Tuesday, July 29, 2008

Hillegass - NSUndoManager

In Ch. 8-10 of Hillegass, an app called RaiseMan is developed. It has an NSTableView bound to an array called "employees" which contains Person objects with personName and expectedRaise attributes. It's a document-based application. I'm pretty clear about table views, but I wanted to learn how "undo" works, so I translated the example to Python and PyObjC. However it doesn't seem to work when using an NSArrayController as described for the example. I confirmed that it does work as expected when written in Objective C.

In the first iteration of the project (Ch. 8) everything is standard. The Document class has this method:

- (void)setEmployees:(NSMutableArray *)a
if (a == employees)
[a retain];
[employees release];
employees = a;

In implementing the version with "Undo", two new methods are added. The first one is:

- (void)insertObject:(Person *)p inEmployeesAtIndex:(int)index
NSLog(@"adding %@ to %@", p, employees);
NSUndoManager *undo = [self undoManager];
[[undo prepareWithInvocationTarget:self]
if (![undo isUndoing]) {
[undo setActionName:@"Insert Person"];
[employees insertObject:p atIndex:index];
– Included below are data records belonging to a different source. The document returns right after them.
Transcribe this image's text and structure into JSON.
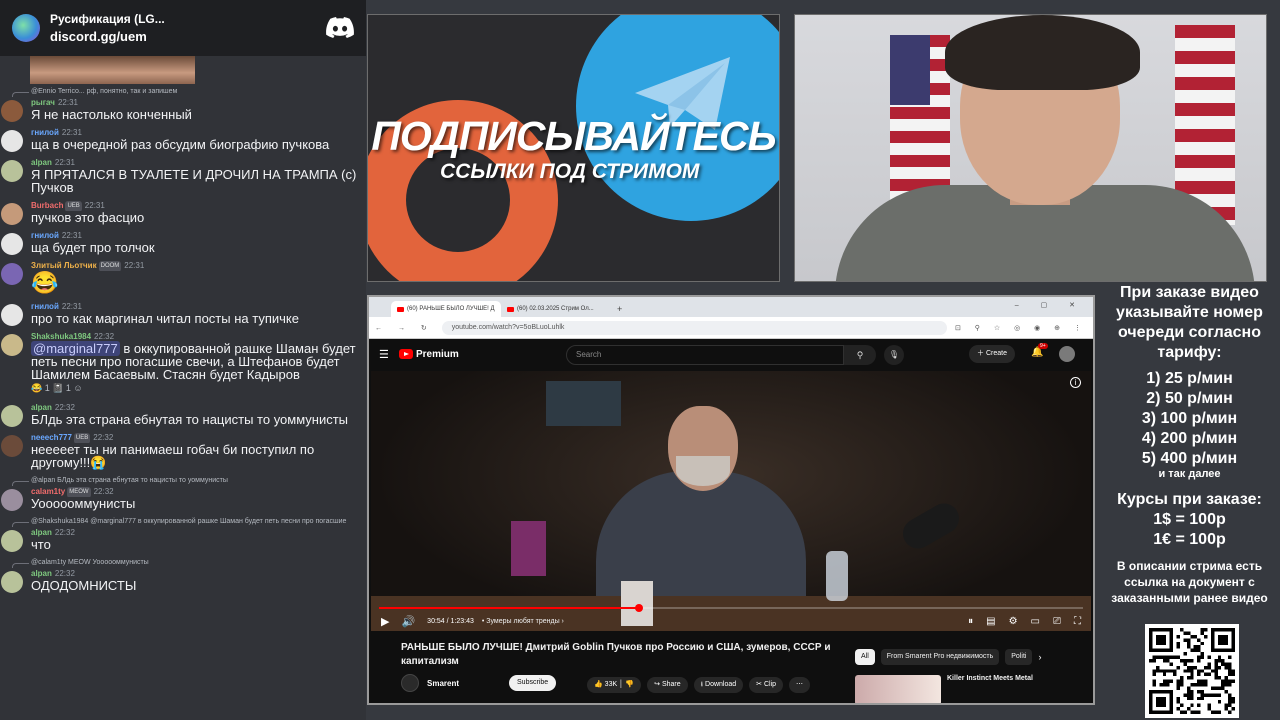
{
  "discord": {
    "server_name": "Русификация (LG...",
    "invite": "discord.gg/uem"
  },
  "chat": [
    {
      "type": "reply",
      "text": "@Ennio Terrico... рф, понятно, так и запишем"
    },
    {
      "type": "msg",
      "name": "рыгач",
      "name_color": "#7ec87f",
      "badge": "",
      "time": "22:31",
      "body": "Я не настолько конченный",
      "avatar_color": "#8b5a3c"
    },
    {
      "type": "msg",
      "name": "гнилой",
      "name_color": "#6aa8ff",
      "badge": "",
      "time": "22:31",
      "body": "ща в очередной раз обсудим биографию пучкова",
      "avatar_color": "#e6e6e6"
    },
    {
      "type": "msg",
      "name": "alpan",
      "name_color": "#7ec87f",
      "badge": "",
      "time": "22:31",
      "body": "Я ПРЯТАЛСЯ В ТУАЛЕТЕ И ДРОЧИЛ НА ТРАМПА (с) Пучков",
      "avatar_color": "#b8c29a"
    },
    {
      "type": "msg",
      "name": "Burbach",
      "name_color": "#f06c6c",
      "badge": "UEB",
      "time": "22:31",
      "body": "пучков это фасцио",
      "avatar_color": "#c59a7a"
    },
    {
      "type": "msg",
      "name": "гнилой",
      "name_color": "#6aa8ff",
      "badge": "",
      "time": "22:31",
      "body": "ща будет про толчок",
      "avatar_color": "#e6e6e6"
    },
    {
      "type": "msg",
      "name": "Злитый Льотчик",
      "name_color": "#f0b24a",
      "badge": "DOOM",
      "time": "22:31",
      "body": "😂",
      "avatar_color": "#7a66b3"
    },
    {
      "type": "msg",
      "name": "гнилой",
      "name_color": "#6aa8ff",
      "badge": "",
      "time": "22:31",
      "body": "про то как маргинал читал посты на тупичке",
      "avatar_color": "#e6e6e6"
    },
    {
      "type": "msg",
      "name": "Shakshuka1984",
      "name_color": "#7ec87f",
      "badge": "",
      "time": "22:32",
      "mention": "@marginal777",
      "body": " в оккупированной рашке Шаман будет петь песни про погасшие свечи, а Штефанов будет Шамилем Басаевым. Стасян будет Кадыров",
      "reactions": "😂 1   📓 1   ☺",
      "avatar_color": "#c9b98a"
    },
    {
      "type": "msg",
      "name": "alpan",
      "name_color": "#7ec87f",
      "badge": "",
      "time": "22:32",
      "body": "БЛдь эта страна ебнутая то нацисты то уоммунисты",
      "avatar_color": "#b8c29a"
    },
    {
      "type": "msg",
      "name": "neeech777",
      "name_color": "#6aa8ff",
      "badge": "UEB",
      "time": "22:32",
      "body": "нееееет ты ни панимаеш гобач би поступил по другому!!!😭",
      "avatar_color": "#6b4b3a"
    },
    {
      "type": "reply",
      "text": "@alpan БЛдь эта страна ебнутая то нацисты то уоммунисты"
    },
    {
      "type": "msg",
      "name": "calam1ty",
      "name_color": "#f06c6c",
      "badge": "MEOW",
      "time": "22:32",
      "body": "Уоооооммунисты",
      "avatar_color": "#9a8e9e"
    },
    {
      "type": "reply",
      "text": "@Shakshuka1984 @marginal777 в оккупированной рашке Шаман будет петь песни про погасшие"
    },
    {
      "type": "msg",
      "name": "alpan",
      "name_color": "#7ec87f",
      "badge": "",
      "time": "22:32",
      "body": "что",
      "avatar_color": "#b8c29a"
    },
    {
      "type": "reply",
      "text": "@calam1ty MEOW Уоооооммунисты"
    },
    {
      "type": "msg",
      "name": "alpan",
      "name_color": "#7ec87f",
      "badge": "",
      "time": "22:32",
      "body": "ОДОДОМНИСТЫ",
      "avatar_color": "#b8c29a"
    }
  ],
  "banner": {
    "line1": "ПОДПИСЫВАЙТЕСЬ",
    "line2": "ССЫЛКИ ПОД СТРИМОМ"
  },
  "browser": {
    "tab1": "(60) РАНЬШЕ БЫЛО ЛУЧШЕ! Д",
    "tab2": "(60) 02.03.2025 Стрим Ол...",
    "url": "youtube.com/watch?v=5oBLuoLuhlk"
  },
  "youtube": {
    "logo": "Premium",
    "search_placeholder": "Search",
    "create_label": "Create",
    "notif_count": "9+",
    "time": "30:54 / 1:23:43",
    "chapter": "• Зумеры любят тренды ›",
    "progress": 0.37,
    "title": "РАНЬШЕ БЫЛО ЛУЧШЕ! Дмитрий Goblin Пучков про Россию и США, зумеров, СССР и капитализм",
    "channel": "Smarent",
    "subscribe": "Subscribe",
    "likes": "33K",
    "share": "Share",
    "download": "Download",
    "clip": "Clip",
    "chips": [
      "All",
      "From Smarent Pro недвижимость",
      "Politi"
    ],
    "related_title": "Killer Instinct Meets Metal"
  },
  "info": {
    "p1": "При заказе видео указывайте номер очереди согласно тарифу:",
    "tariffs": [
      "1) 25 р/мин",
      "2) 50 р/мин",
      "3) 100 р/мин",
      "4) 200 р/мин",
      "5) 400 р/мин"
    ],
    "etc": "и так далее",
    "courses_title": "Курсы при заказе:",
    "courses": [
      "1$ = 100р",
      "1€ = 100р"
    ],
    "p3": "В описании стрима есть ссылка на документ с заказанными ранее видео"
  }
}
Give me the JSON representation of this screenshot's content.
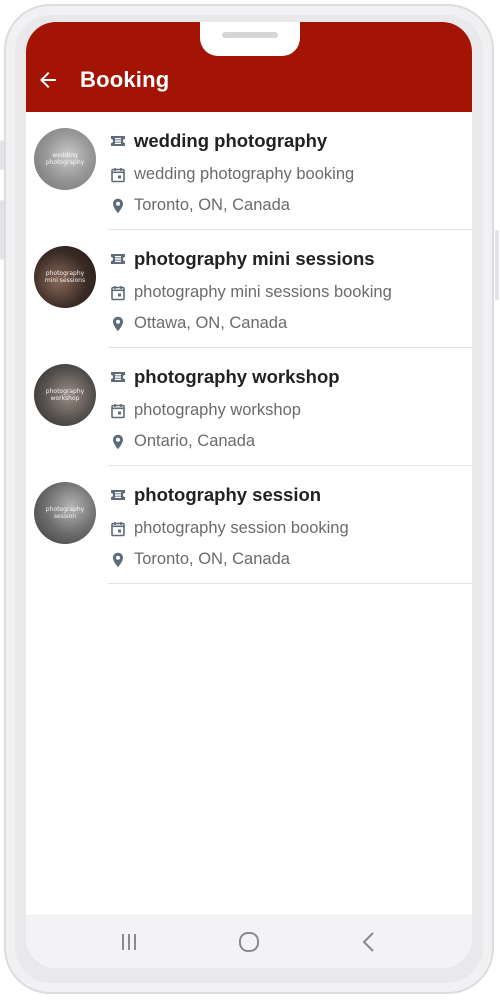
{
  "header": {
    "title": "Booking",
    "back_icon": "arrow-left-icon",
    "color": "#a41405"
  },
  "items": [
    {
      "name": "wedding photography",
      "description": "wedding photography booking",
      "location": "Toronto, ON, Canada",
      "thumb_text": "wedding photography"
    },
    {
      "name": "photography mini sessions",
      "description": "photography mini sessions booking",
      "location": "Ottawa, ON, Canada",
      "thumb_text": "photography mini sessions"
    },
    {
      "name": "photography workshop",
      "description": "photography workshop",
      "location": "Ontario, Canada",
      "thumb_text": "photography workshop"
    },
    {
      "name": "photography session",
      "description": "photography session booking",
      "location": "Toronto, ON, Canada",
      "thumb_text": "photography session"
    }
  ],
  "icons": {
    "name": "ticket-icon",
    "description": "calendar-icon",
    "location": "map-pin-icon"
  },
  "navbar": {
    "recents": "recents-icon",
    "home": "home-icon",
    "back": "back-chevron-icon"
  }
}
The second method (not shown) handles remove in a similar way. Interestingly, the addition of this code changes the behavior of the NSArrayController. It no longer calls the set method for the employees property but instead calls the new method. As Hillegass says, "this happens automatically." That is, the target / selector that are invoked after you send an NSArrayController an insert: action are supposed to be set automatically (where?). If you look in IB you'll see "System Defined":

which suggest you shouldn't go messing around here.

So, the failure of this automatic redirection is not easily solved for the PyObjC example. I haven't been able to find an explanation for this yet. Perhaps there is an example on the web. And since, in Ch. 12 he lets out the secret (that Undo is handled automatically if you use CoreData), I probably don't need to solve this.

However, I did get Undo working in PyObjC, and I'll show that in my next post.